You take the time to worry about your heart and your lungs, so why wouldn't you think about your eye health? If you are like most people, it might be because you don't know that much about how to take care of your eyes. Fortunately, I have been working with other people to teach them about eye health for the past twenty years. My father lost his eyesight because of a few bad decisions, and I don't want to see other people go down that path. Read here to learn why you should exercise, eat right, and see your eye doctor regularly.
Your age-related macular degeneration (AMD) has gotten worse and the optometrist suggests laser surgery to stop any more vision loss. While this is a serious eye disease and does cause blindness in people, this surgical procedure is effective at slowing down or stopping the damage. Here is how the surgery will help you and what to do to get yourself ready for the procedure.
Laser Surgery Prevents Further Vision Loss
You likely have the wet form of AMD which is why your doctor recommended laser surgery. With this type of AMD, tiny blood vessels form on the surface of your retina. These blood vessels are weak and can leak fluid out onto the surface. This blocks the light that can get to the retina causing the gray or black blotches that cloud your vision.
The laser closes up these blood vessels, stopping the leak. The procedure can't correct any loss of vision that has already happened, but it can prevent further damage to the retina.
Getting Ready for the Surgery
This procedure is done as an outpatient, so you will return home after the surgery to finish recovering. To make the surgery and recovery easier for you:
Your doctor will have you relax in a reclining chair that gives them the best view of your eyes. They will put two types of eye drops in your eyes. One is an anesthetic so you won't feel any pain during the procedure. The other drops will dilate your eye allowing more light into it where your doctor will be working.
The laser will be positioned in front of you with a microscope that the doctor uses to look inside of your eye. You'll hear short bursts as the laser is guided along the blood vessels on your retina, but you'll feel nothing. When the procedure is complete, you'll be lead to an area to sit for a few minutes. The doctor will take one final look at your eye then release you to go home.
After You Get Home
Your dilated eye will slowly return to normal in a couple of hours. You may have a slight, dull ache for a few days in the affected eye and can take ibuprofen for any discomfort. You will not notice any difference in your vision because the procedure can't restore lost vision. But you'll be safer from any further damage to your retina.

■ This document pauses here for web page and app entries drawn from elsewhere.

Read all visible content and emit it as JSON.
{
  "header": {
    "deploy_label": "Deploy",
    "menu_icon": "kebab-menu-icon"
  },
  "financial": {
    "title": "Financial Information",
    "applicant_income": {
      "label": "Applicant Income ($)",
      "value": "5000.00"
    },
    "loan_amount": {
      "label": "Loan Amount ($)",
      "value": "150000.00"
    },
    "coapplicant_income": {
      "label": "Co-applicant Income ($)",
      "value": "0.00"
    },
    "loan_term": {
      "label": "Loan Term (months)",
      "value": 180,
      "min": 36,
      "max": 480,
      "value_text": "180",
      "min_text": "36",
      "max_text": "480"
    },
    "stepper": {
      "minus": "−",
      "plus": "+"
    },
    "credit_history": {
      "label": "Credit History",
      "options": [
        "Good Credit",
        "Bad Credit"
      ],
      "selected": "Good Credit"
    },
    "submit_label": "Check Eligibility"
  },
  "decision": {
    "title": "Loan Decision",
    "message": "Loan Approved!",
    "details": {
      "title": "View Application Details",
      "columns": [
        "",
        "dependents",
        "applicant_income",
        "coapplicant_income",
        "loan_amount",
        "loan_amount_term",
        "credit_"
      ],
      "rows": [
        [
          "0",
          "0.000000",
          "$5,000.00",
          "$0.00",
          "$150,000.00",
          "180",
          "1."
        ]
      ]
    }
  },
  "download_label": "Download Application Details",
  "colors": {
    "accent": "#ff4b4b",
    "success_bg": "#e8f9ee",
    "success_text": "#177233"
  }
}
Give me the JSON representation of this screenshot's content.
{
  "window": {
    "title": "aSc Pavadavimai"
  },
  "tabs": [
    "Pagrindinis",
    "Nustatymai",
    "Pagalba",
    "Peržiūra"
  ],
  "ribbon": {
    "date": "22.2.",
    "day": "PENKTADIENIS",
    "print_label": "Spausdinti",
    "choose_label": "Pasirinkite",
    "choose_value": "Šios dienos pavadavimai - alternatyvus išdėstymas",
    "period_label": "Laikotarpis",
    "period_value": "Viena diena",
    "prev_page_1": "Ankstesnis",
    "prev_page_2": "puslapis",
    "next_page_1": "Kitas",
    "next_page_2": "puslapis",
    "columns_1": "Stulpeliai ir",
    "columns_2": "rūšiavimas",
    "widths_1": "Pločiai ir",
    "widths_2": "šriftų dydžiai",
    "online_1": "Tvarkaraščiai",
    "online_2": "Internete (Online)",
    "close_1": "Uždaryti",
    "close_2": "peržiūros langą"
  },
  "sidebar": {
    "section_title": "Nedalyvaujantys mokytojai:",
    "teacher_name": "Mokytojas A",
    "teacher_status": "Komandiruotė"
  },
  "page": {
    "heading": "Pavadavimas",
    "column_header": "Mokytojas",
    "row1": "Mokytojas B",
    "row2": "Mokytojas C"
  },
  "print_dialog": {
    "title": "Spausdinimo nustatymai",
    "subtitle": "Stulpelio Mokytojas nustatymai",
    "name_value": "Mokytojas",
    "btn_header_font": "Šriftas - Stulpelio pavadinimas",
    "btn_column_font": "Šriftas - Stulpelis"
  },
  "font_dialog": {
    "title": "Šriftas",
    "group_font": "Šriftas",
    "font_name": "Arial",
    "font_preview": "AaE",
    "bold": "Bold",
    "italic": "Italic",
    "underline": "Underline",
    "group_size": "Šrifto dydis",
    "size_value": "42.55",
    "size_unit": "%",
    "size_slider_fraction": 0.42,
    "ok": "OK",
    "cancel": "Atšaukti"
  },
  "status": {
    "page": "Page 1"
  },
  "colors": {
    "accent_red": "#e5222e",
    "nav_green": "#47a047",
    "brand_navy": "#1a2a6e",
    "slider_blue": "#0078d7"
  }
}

To learn more, contact an eye clinic like Beyond Vision in Edmonton.